At the turn of the 20th century, Dupont Circle and its grand avenues became a “place of wealth and fashion” — the center for great mansions and castles. Only a few of those homes have survived until today, and none are as intact as the Heurich House Museum.
Containing most of its original furnishings and decorations, the Heurich House’s rooms are snapshots of the late-Victorian era. They reflect the life of Christian Heurich, a self-made businessman who came to America with $200. As the owner of the Christian Heurich Brewing Company, he became the District’s second largest landowner and largest non-governmental employer. As the active manager of the company at his death in 1945 at the age of 102, he was also the world’s oldest brewer.
The house is a technological marvel, incorporating the most modern inventions of its day. Features include full indoor plumbing, circulating hot water heat, central vacuum system, venting skylight, elevator shaft, pneumatic and electric communication systems, and combination gas and electric lighting fixtures. To ensure the home’s safety, it was built out of reinforced steel and concrete and is completely fireproof. None of its 15 fireplaces has ever been used.
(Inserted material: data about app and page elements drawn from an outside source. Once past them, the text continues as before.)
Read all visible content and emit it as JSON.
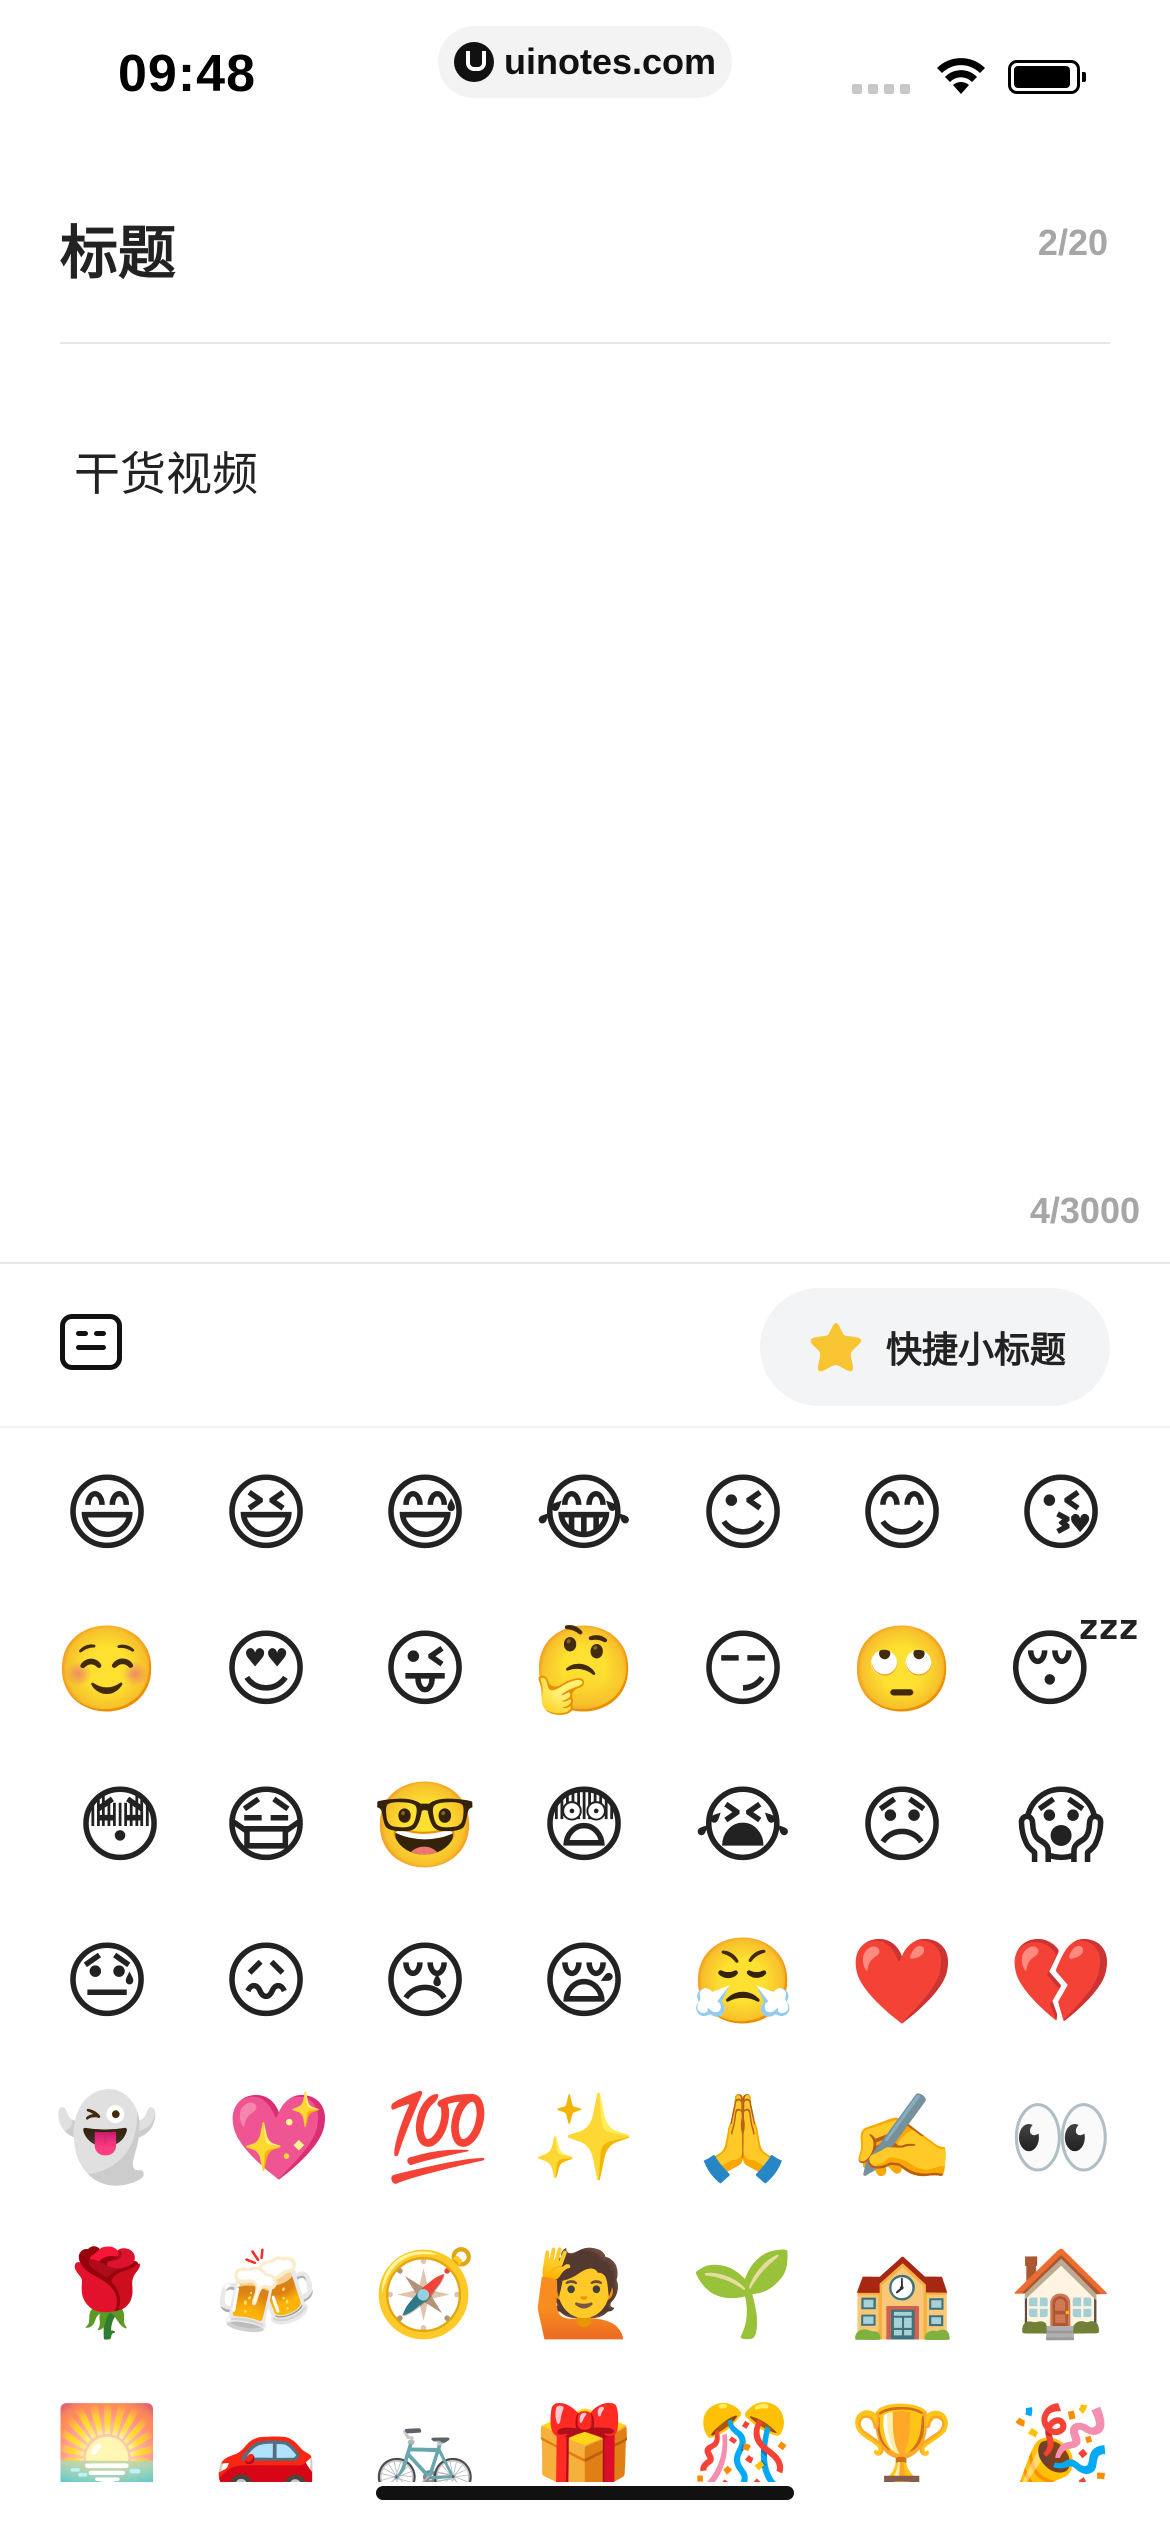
{
  "status_bar": {
    "time": "09:48",
    "url": "uinotes.com"
  },
  "editor": {
    "title_label": "标题",
    "title_count": "2/20",
    "body_text": "干货视频",
    "body_count": "4/3000"
  },
  "toolbar": {
    "format_icon": "list-format-icon",
    "quick_icon": "star-icon",
    "quick_label": "快捷小标题"
  },
  "emoji_rows": [
    [
      "😄",
      "😆",
      "😅",
      "😂",
      "😉",
      "😊",
      "😘"
    ],
    [
      "☺️",
      "😍",
      "😜",
      "🤔",
      "😏",
      "🙄",
      "😴"
    ],
    [
      "😳",
      "😷",
      "🤓",
      "😨",
      "😭",
      "😞",
      "😱"
    ],
    [
      "😓",
      "😖",
      "😢",
      "😪",
      "😤",
      "❤️",
      "💔"
    ],
    [
      "👻",
      "💖",
      "💯",
      "✨",
      "🙏",
      "✍️",
      "👀"
    ],
    [
      "🌹",
      "🍻",
      "🧭",
      "🙋",
      "🌱",
      "🏫",
      "🏠"
    ],
    [
      "🌅",
      "🚗",
      "🚲",
      "🎁",
      "🎊",
      "🏆",
      "🎉"
    ]
  ]
}
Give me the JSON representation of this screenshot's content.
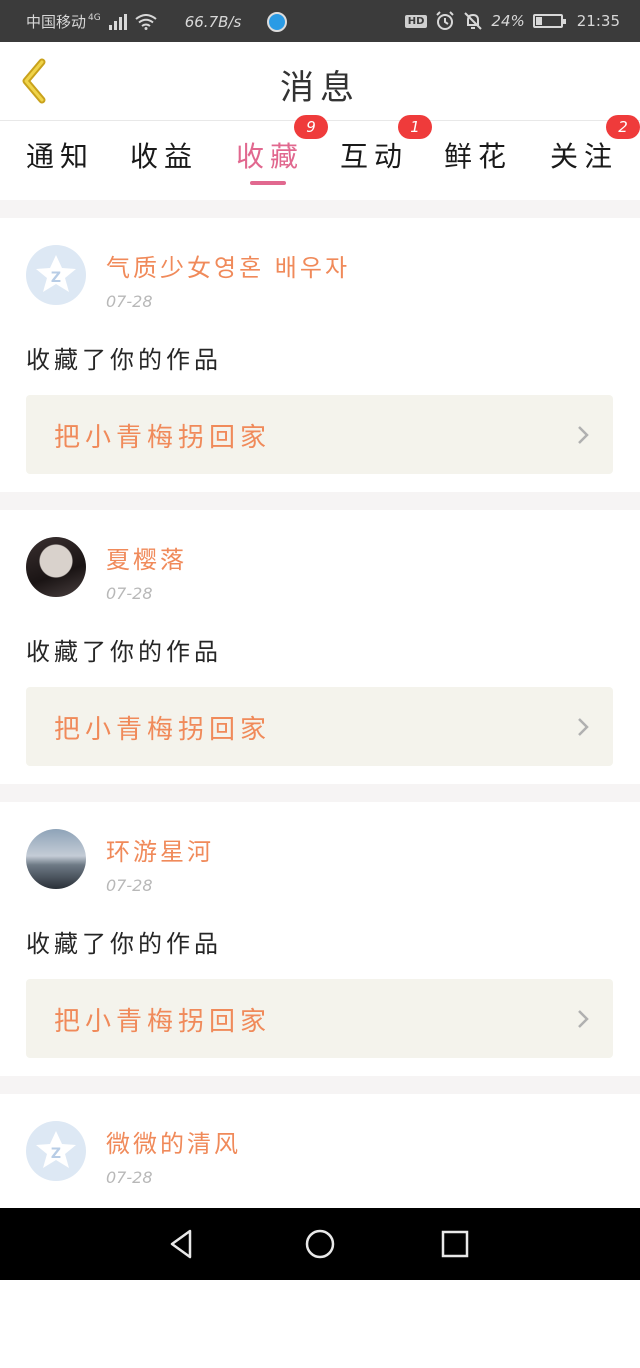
{
  "status_bar": {
    "carrier": "中国移动",
    "network": "4G",
    "speed": "66.7B/s",
    "battery": "24%",
    "battery_level": 0.24,
    "time": "21:35",
    "hd": "HD"
  },
  "header": {
    "title": "消息"
  },
  "tabs": [
    {
      "label": "通知",
      "badge": ""
    },
    {
      "label": "收益",
      "badge": ""
    },
    {
      "label": "收藏",
      "badge": "9"
    },
    {
      "label": "互动",
      "badge": "1"
    },
    {
      "label": "鲜花",
      "badge": ""
    },
    {
      "label": "关注",
      "badge": "2"
    }
  ],
  "active_tab": "收藏",
  "colors": {
    "accent": "#e1688f",
    "name_orange": "#f08a5a",
    "badge_red": "#ef3b3b",
    "card_bg": "#f4f3ec"
  },
  "items": [
    {
      "user": "气质少女영혼 배우자",
      "date": "07-28",
      "action": "收藏了你的作品",
      "work": "把小青梅拐回家",
      "avatar": "default-avatar-icon"
    },
    {
      "user": "夏樱落",
      "date": "07-28",
      "action": "收藏了你的作品",
      "work": "把小青梅拐回家",
      "avatar": "user-photo"
    },
    {
      "user": "环游星河",
      "date": "07-28",
      "action": "收藏了你的作品",
      "work": "把小青梅拐回家",
      "avatar": "user-photo"
    },
    {
      "user": "微微的清风",
      "date": "07-28",
      "action": "",
      "work": "",
      "avatar": "default-avatar-icon"
    }
  ]
}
The interior of the house is a masterpiece of craftsmanship and design. The 31-rooms are replete with hand-carved wood, fireplaces with individually carved mantles and cast bronze fire backs, hand-painted ceiling canvases, luxurious furnishings, and original turn-of-the-century Heurich family collections.